If you could inflict pain with a wave your hand, would you do it? Naomi Alderman’s novel imagines a world where women become the dominant sex. When a genetic mutation lets teenage girls shoot electricity from their fingertips, the traditional power balance flips and men find themselves at risk.
This story is a genre-defying mix of science fiction, dystopian horror with some old-fashioned crime and politics thrown in. To me, some of the characters felt a little flat but The Power makes up for it by creating a magnificent thought experiment.
At first, videos appear online showing teenage girls shooting sparks. As momentum gathers, it becomes clear they’re not a hoax; humans are facing a new phenomenon. Chemicals in the water have caused girls to develop an electricity-producing ‘skein’. What’s more, they can trigger the latent power in older women.
Four characters show the wave of change in crime, politics, religion and media. Roxy, the overlooked, illegitimate daughter of a violent, British mob boss, supplants her brothers in the family’s illegal enterprises. Abused American foster child, Allie, renames herself ‘Mother Eve’ and creates a matriarchal religious movement. Margot represents the political element. An adult whose powers are activated by her daughter, she aims to advance her own career.
The only major male character is Tunde, a globe-trotting, young Nigerian photojournalist. He covers women’s joyful uprisings but learns the new abilities can be used violently. If you decide to pick up this novel be prepared for disturbing scenes.
Combined, the main characters give a page-turning overview of multiple locations and a decade’s worth of change. If I have a complaint, it’s that Allie, Roxy, Margot and Tunde, though well drawn, can feel like ciphers or representations of their chosen fields. I’d have enjoyed more details and complexities, even if it reduced the novel’s pace.
Not the World You Know
As the novel progresses, gender roles reverse. A female news anchor breaks serious stories while her on-air partner, an attractive young man, provides the light relief. The reimagined world breaks down millennia of men’s physical dominance while the author offers social commentary. Revolutions against the patriarchy slide into oppression. The tone becomes tense and optimism is drowned out in an atmosphere of fear.

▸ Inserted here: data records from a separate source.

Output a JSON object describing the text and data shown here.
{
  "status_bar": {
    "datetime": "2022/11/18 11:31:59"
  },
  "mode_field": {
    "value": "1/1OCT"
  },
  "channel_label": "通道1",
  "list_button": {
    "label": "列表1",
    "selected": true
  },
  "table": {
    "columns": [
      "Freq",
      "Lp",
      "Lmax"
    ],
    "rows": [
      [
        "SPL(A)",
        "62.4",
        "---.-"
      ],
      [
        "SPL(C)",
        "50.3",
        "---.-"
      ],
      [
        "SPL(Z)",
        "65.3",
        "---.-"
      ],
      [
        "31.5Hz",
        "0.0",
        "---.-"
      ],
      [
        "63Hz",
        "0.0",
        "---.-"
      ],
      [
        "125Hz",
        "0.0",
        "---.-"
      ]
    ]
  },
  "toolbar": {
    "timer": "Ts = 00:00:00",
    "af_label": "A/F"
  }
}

The story is bracketed with letters between Neil, a nervous author from ‘The Men Writers Association’ and a fictionalised version of Naomi Alderman herself, who breezily objectifies men. We’re told The Power is Neil’s novel, sent to Naomi in search of guidance. Her last line of advice sums up the story but I’m not going give away this well signposted twist – if you want to know more, read the book!
Verdict: Naomi Alderman has created an interesting concept and uses The Power to push it to extremes. Predatory male politicians are replaced by equally sleazy women. Matriarchal interpretations of religion develop and crime continues to spread. If this book has a main message it’s that, given the opportunity, men and women are equally capable of corruption and brutality.